Red Hat this week insisted, "We remain committed to our open source development model," adding: "RHEL 9 is a bold step towards Red Hat developing a commercial Linux distribution from CentOS Stream."

You can check it out yourself if you have a Red Hat account. The software house recently dropped the requirement for users to request RHEL Beta access, opening up Red Hat Beta Access subscriptions to all. ®

Similar topics

Narrower topics


Other stories you might like

  • Meg Whitman – former HP and eBay CEO – nominated as US ambassador to Kenya

    Donated $110K to Democrats in recent years
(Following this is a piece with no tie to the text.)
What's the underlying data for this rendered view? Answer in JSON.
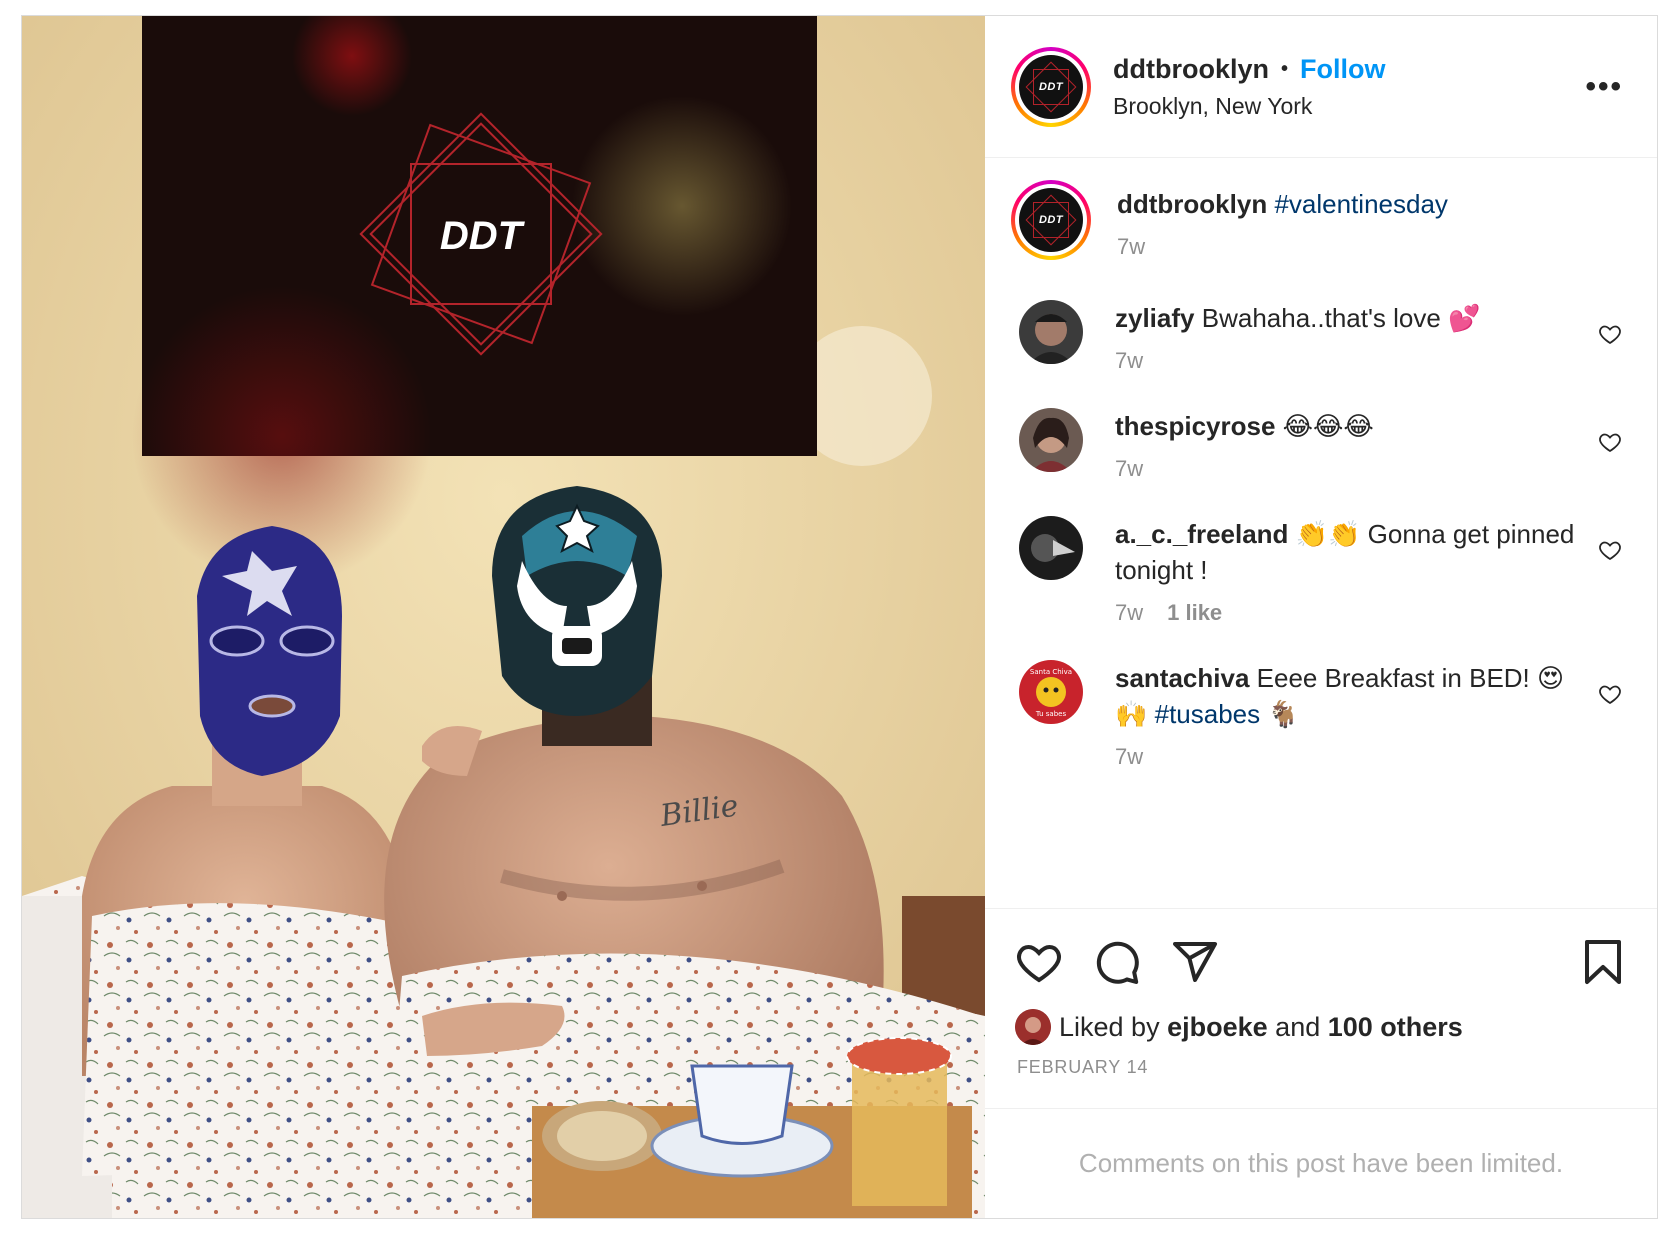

    United States president Joe Biden has announced his intention to nominate former HPE and eBay CEO Meg Whitman as Ambassador Extraordinary and Plenipotentiary to the Republic of Kenya.
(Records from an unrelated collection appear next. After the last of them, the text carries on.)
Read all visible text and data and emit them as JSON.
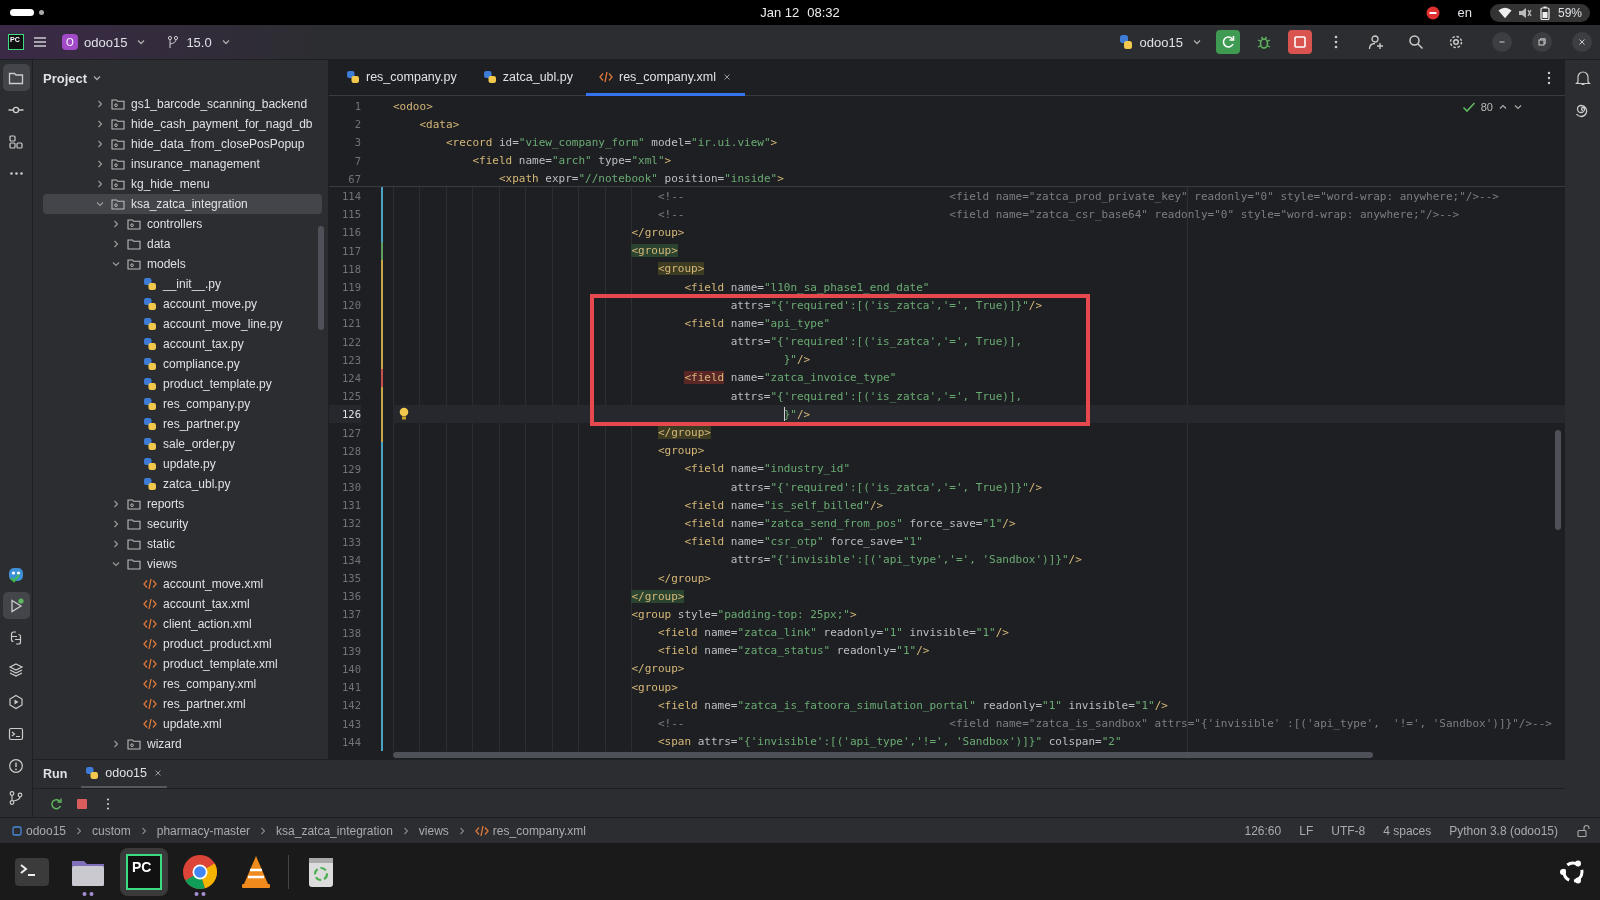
{
  "system_bar": {
    "date": "Jan 12",
    "time": "08:32",
    "language": "en",
    "battery": "59%"
  },
  "title_bar": {
    "logo_text": "PC",
    "project_badge": "O",
    "project": "odoo15",
    "branch": "15.0",
    "run_config": "odoo15"
  },
  "tool_strip": {
    "top": [
      {
        "kind": "project",
        "selected": true
      },
      {
        "kind": "commit",
        "selected": false
      },
      {
        "kind": "structure",
        "selected": false
      },
      {
        "kind": "more",
        "selected": false
      }
    ],
    "bottom": [
      {
        "kind": "bot",
        "selected": false
      },
      {
        "kind": "run",
        "selected": true,
        "running": true
      },
      {
        "kind": "python",
        "selected": false
      },
      {
        "kind": "layers",
        "selected": false
      },
      {
        "kind": "services",
        "selected": false
      },
      {
        "kind": "terminal",
        "selected": false
      },
      {
        "kind": "problems",
        "selected": false
      },
      {
        "kind": "git",
        "selected": false
      }
    ]
  },
  "project_panel": {
    "title": "Project",
    "tree": [
      {
        "label": "gs1_barcode_scanning_backend",
        "kind": "package",
        "expanded": false,
        "selected": false
      },
      {
        "label": "hide_cash_payment_for_nagd_db",
        "kind": "package",
        "expanded": false,
        "selected": false
      },
      {
        "label": "hide_data_from_closePosPopup",
        "kind": "package",
        "expanded": false,
        "selected": false
      },
      {
        "label": "insurance_management",
        "kind": "package",
        "expanded": false,
        "selected": false
      },
      {
        "label": "kg_hide_menu",
        "kind": "package",
        "expanded": false,
        "selected": false
      },
      {
        "label": "ksa_zatca_integration",
        "kind": "package",
        "expanded": true,
        "selected": true,
        "children": [
          {
            "label": "controllers",
            "kind": "package",
            "expanded": false,
            "selected": false
          },
          {
            "label": "data",
            "kind": "folder",
            "expanded": false,
            "selected": false
          },
          {
            "label": "models",
            "kind": "package",
            "expanded": true,
            "selected": false,
            "children": [
              {
                "label": "__init__.py",
                "kind": "py",
                "selected": false
              },
              {
                "label": "account_move.py",
                "kind": "py",
                "selected": false
              },
              {
                "label": "account_move_line.py",
                "kind": "py",
                "selected": false
              },
              {
                "label": "account_tax.py",
                "kind": "py",
                "selected": false
              },
              {
                "label": "compliance.py",
                "kind": "py",
                "selected": false
              },
              {
                "label": "product_template.py",
                "kind": "py",
                "selected": false
              },
              {
                "label": "res_company.py",
                "kind": "py",
                "selected": false
              },
              {
                "label": "res_partner.py",
                "kind": "py",
                "selected": false
              },
              {
                "label": "sale_order.py",
                "kind": "py",
                "selected": false
              },
              {
                "label": "update.py",
                "kind": "py",
                "selected": false
              },
              {
                "label": "zatca_ubl.py",
                "kind": "py",
                "selected": false
              }
            ]
          },
          {
            "label": "reports",
            "kind": "package",
            "expanded": false,
            "selected": false
          },
          {
            "label": "security",
            "kind": "folder",
            "expanded": false,
            "selected": false
          },
          {
            "label": "static",
            "kind": "folder",
            "expanded": false,
            "selected": false
          },
          {
            "label": "views",
            "kind": "folder",
            "expanded": true,
            "selected": false,
            "children": [
              {
                "label": "account_move.xml",
                "kind": "xml",
                "selected": false
              },
              {
                "label": "account_tax.xml",
                "kind": "xml",
                "selected": false
              },
              {
                "label": "client_action.xml",
                "kind": "xml",
                "selected": false
              },
              {
                "label": "product_product.xml",
                "kind": "xml",
                "selected": false
              },
              {
                "label": "product_template.xml",
                "kind": "xml",
                "selected": false
              },
              {
                "label": "res_company.xml",
                "kind": "xml",
                "selected": false
              },
              {
                "label": "res_partner.xml",
                "kind": "xml",
                "selected": false
              },
              {
                "label": "update.xml",
                "kind": "xml",
                "selected": false
              }
            ]
          },
          {
            "label": "wizard",
            "kind": "package",
            "expanded": false,
            "selected": false
          }
        ]
      }
    ]
  },
  "editor": {
    "tabs": [
      {
        "label": "res_company.py",
        "kind": "py",
        "selected": false
      },
      {
        "label": "zatca_ubl.py",
        "kind": "py",
        "selected": false
      },
      {
        "label": "res_company.xml",
        "kind": "xml",
        "selected": true
      }
    ],
    "inspection_count": "80",
    "sticky_lines": [
      {
        "no": "1",
        "text": "<odoo>"
      },
      {
        "no": "2",
        "text": "    <data>"
      },
      {
        "no": "3",
        "text": "        <record id=\"view_company_form\" model=\"ir.ui.view\">"
      },
      {
        "no": "7",
        "text": "            <field name=\"arch\" type=\"xml\">"
      },
      {
        "no": "67",
        "text": "                <xpath expr=\"//notebook\" position=\"inside\">"
      }
    ],
    "lines": [
      {
        "no": "114",
        "text": "                                        <!--                                        <field name=\"zatca_prod_private_key\" readonly=\"0\" style=\"word-wrap: anywhere;\"/>-->",
        "current": false,
        "color": "#4aa5c5"
      },
      {
        "no": "115",
        "text": "                                        <!--                                        <field name=\"zatca_csr_base64\" readonly=\"0\" style=\"word-wrap: anywhere;\"/>-->",
        "current": false,
        "color": "#4aa5c5"
      },
      {
        "no": "116",
        "text": "                                    </group>",
        "current": false,
        "color": "#4aa5c5"
      },
      {
        "no": "117",
        "text": "                                    <group>",
        "current": false,
        "color": "#5f9e5e",
        "matched": true
      },
      {
        "no": "118",
        "text": "                                        <group>",
        "current": false,
        "color": "#c7a74a",
        "scope": true
      },
      {
        "no": "119",
        "text": "                                            <field name=\"l10n_sa_phase1_end_date\"",
        "current": false,
        "color": "#c7a74a"
      },
      {
        "no": "120",
        "text": "                                                   attrs=\"{'required':[('is_zatca','=', True)]}\"/>",
        "current": false,
        "color": "#c7a74a"
      },
      {
        "no": "121",
        "text": "                                            <field name=\"api_type\"",
        "current": false,
        "color": "#c7a74a"
      },
      {
        "no": "122",
        "text": "                                                   attrs=\"{'required':[('is_zatca','=', True)],",
        "current": false,
        "color": "#c7a74a"
      },
      {
        "no": "123",
        "text": "                                                           }\"/>",
        "current": false,
        "color": "#c7a74a"
      },
      {
        "no": "124",
        "text": "                                            <field name=\"zatca_invoice_type\"",
        "current": false,
        "color": "#c94f4f",
        "error": true
      },
      {
        "no": "125",
        "text": "                                                   attrs=\"{'required':[('is_zatca','=', True)],",
        "current": false,
        "color": "#c7a74a"
      },
      {
        "no": "126",
        "text": "                                                           }\"/>",
        "current": true,
        "color": "#c7a74a"
      },
      {
        "no": "127",
        "text": "                                        </group>",
        "current": false,
        "color": "#c7a74a",
        "scope": true
      },
      {
        "no": "128",
        "text": "                                        <group>",
        "current": false,
        "color": "#4aa5c5"
      },
      {
        "no": "129",
        "text": "                                            <field name=\"industry_id\"",
        "current": false,
        "color": "#4aa5c5"
      },
      {
        "no": "130",
        "text": "                                                   attrs=\"{'required':[('is_zatca','=', True)]}\"/>",
        "current": false,
        "color": "#4aa5c5"
      },
      {
        "no": "131",
        "text": "                                            <field name=\"is_self_billed\"/>",
        "current": false,
        "color": "#4aa5c5"
      },
      {
        "no": "132",
        "text": "                                            <field name=\"zatca_send_from_pos\" force_save=\"1\"/>",
        "current": false,
        "color": "#4aa5c5"
      },
      {
        "no": "133",
        "text": "                                            <field name=\"csr_otp\" force_save=\"1\"",
        "current": false,
        "color": "#4aa5c5"
      },
      {
        "no": "134",
        "text": "                                                   attrs=\"{'invisible':[('api_type','=', 'Sandbox')]}\"/>",
        "current": false,
        "color": "#4aa5c5"
      },
      {
        "no": "135",
        "text": "                                        </group>",
        "current": false,
        "color": "#4aa5c5"
      },
      {
        "no": "136",
        "text": "                                    </group>",
        "current": false,
        "color": "#4aa5c5",
        "matched": true
      },
      {
        "no": "137",
        "text": "                                    <group style=\"padding-top: 25px;\">",
        "current": false,
        "color": "#4aa5c5"
      },
      {
        "no": "138",
        "text": "                                        <field name=\"zatca_link\" readonly=\"1\" invisible=\"1\"/>",
        "current": false,
        "color": "#4aa5c5"
      },
      {
        "no": "139",
        "text": "                                        <field name=\"zatca_status\" readonly=\"1\"/>",
        "current": false,
        "color": "#4aa5c5"
      },
      {
        "no": "140",
        "text": "                                    </group>",
        "current": false,
        "color": "#4aa5c5"
      },
      {
        "no": "141",
        "text": "                                    <group>",
        "current": false,
        "color": "#4aa5c5"
      },
      {
        "no": "142",
        "text": "                                        <field name=\"zatca_is_fatoora_simulation_portal\" readonly=\"1\" invisible=\"1\"/>",
        "current": false,
        "color": "#4aa5c5"
      },
      {
        "no": "143",
        "text": "                                        <!--                                        <field name=\"zatca_is_sandbox\" attrs=\"{'invisible' :[('api_type',  '!=', 'Sandbox')]}\"/>-->",
        "current": false,
        "color": "#4aa5c5"
      },
      {
        "no": "144",
        "text": "                                        <span attrs=\"{'invisible':[('api_type','!=', 'Sandbox')]}\" colspan=\"2\"",
        "current": false,
        "color": "#4aa5c5"
      }
    ]
  },
  "run_panel": {
    "title": "Run",
    "tabs": [
      {
        "label": "odoo15",
        "selected": true
      }
    ]
  },
  "status_bar": {
    "breadcrumbs": [
      {
        "label": "odoo15",
        "kind": "project"
      },
      {
        "label": "custom",
        "kind": "folder"
      },
      {
        "label": "pharmacy-master",
        "kind": "folder"
      },
      {
        "label": "ksa_zatca_integration",
        "kind": "folder"
      },
      {
        "label": "views",
        "kind": "folder"
      },
      {
        "label": "res_company.xml",
        "kind": "xml"
      }
    ],
    "position": "126:60",
    "line_separator": "LF",
    "encoding": "UTF-8",
    "indent": "4 spaces",
    "interpreter": "Python 3.8 (odoo15)"
  },
  "dock": {
    "apps": [
      {
        "kind": "terminal",
        "running": false,
        "selected": false
      },
      {
        "kind": "files",
        "running": true,
        "selected": false
      },
      {
        "kind": "pycharm",
        "running": false,
        "selected": true,
        "logo_text": "PC"
      },
      {
        "kind": "chrome",
        "running": true,
        "selected": false
      },
      {
        "kind": "vlc",
        "running": false,
        "selected": false
      },
      {
        "kind": "trash",
        "running": false,
        "selected": false
      }
    ]
  }
}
    The Biden administration's announcement of the planned nomination reminds us that Whitman has served as CEO of eBay, Hewlett Packard Enterprise, and Quibi. Whitman also serves on the boards of Procter & Gamble, and General Motors.
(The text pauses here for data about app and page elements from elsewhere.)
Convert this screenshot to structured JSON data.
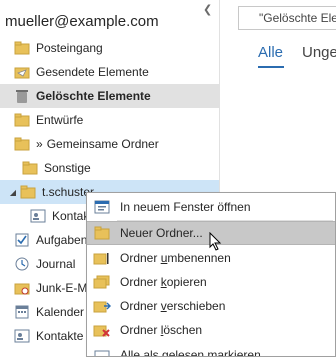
{
  "account": {
    "email": "mueller@example.com"
  },
  "folders": [
    {
      "label": "Posteingang"
    },
    {
      "label": "Gesendete Elemente"
    },
    {
      "label": "Gelöschte Elemente"
    },
    {
      "label": "Entwürfe"
    },
    {
      "label": "Gemeinsame Ordner"
    },
    {
      "label": "Sonstige"
    },
    {
      "label": "t.schuster"
    },
    {
      "label": "Kontakte"
    }
  ],
  "shared_prefix": "»",
  "bottom_nav": [
    {
      "label": "Aufgaben"
    },
    {
      "label": "Journal"
    },
    {
      "label": "Junk-E-Mail"
    },
    {
      "label": "Kalender"
    },
    {
      "label": "Kontakte"
    }
  ],
  "search": {
    "placeholder": "\"Gelöschte Elemente\" durchsuchen"
  },
  "tabs": {
    "all": "Alle",
    "unread": "Ungelesen"
  },
  "context_menu": {
    "open_new_window": "In neuem Fenster öffnen",
    "new_folder": "Neuer Ordner...",
    "rename_pre": "Ordner ",
    "rename_ul": "u",
    "rename_post": "mbenennen",
    "copy_pre": "Ordner ",
    "copy_ul": "k",
    "copy_post": "opieren",
    "move_pre": "Ordner ",
    "move_ul": "v",
    "move_post": "erschieben",
    "delete_pre": "Ordner ",
    "delete_ul": "l",
    "delete_post": "öschen",
    "partial_item": "Alle als gelesen markieren"
  },
  "colors": {
    "accent": "#2b6cb0",
    "selected": "#e1e1e1",
    "hover": "#cde4f7",
    "menu_highlight": "#c8c8c8",
    "folder": "#e8c15a"
  }
}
    The announcement doesn't remind readers that Whitman has form as a Republican politician – she ran for governor of California in 2010, then backed the GOP's Mitt Romney in his 2008 and 2012 bids for the presidency. She later switched political allegiance and backed the presidential campaigns of both Hillary Clinton and Joe Biden.

    Continue reading
  • Ex-Qualcomm Snapdragon chief turns CEO at AI chip startup MemryX

    Meet the new boss

    A former executive leading Qualcomm's Snapdragon computing platforms has departed the company to become CEO at an AI chip startup.

    Keith Kressin will lead product commercialization for MemryX, which was founded in 2019 and makes memory-intensive AI chiplets.

    The company is now out of stealth mode and will soon commercially ship its AI chips to non-tech customers. The company was testing early generations of its chips with industries including auto and robotics.

    Continue reading
  • Aircraft can't land safely due to interference with upcoming 5G C-band broadband service

    Expect flight delays and diversions, US Federal Aviation Administation warns

    The new 5G C-band wireless broadband service expected to rollout on 5 January 2022 in the US will disrupt local radio signals and make it difficult for airplanes to land safely in harsh weather conditions, according to the Federal Aviation Administration.

    Pilots rely on radio altimeter readings to figure out when and where an aircraft should carry out a series of operations to prepare for touchdown. But the upcoming 5G C-band service beaming from cell towers threatens to interfere with these signals, the FAA warned in two reports.

    Flights may have to be delayed or restricted at certain airports as the new broadband service comes into effect next year. The change could affect some 6,834 airplanes and 1,828 helicopters. The cost to operators is expected to be $580,890.

    Continue reading

Biting the hand that feeds IT © 1998–2021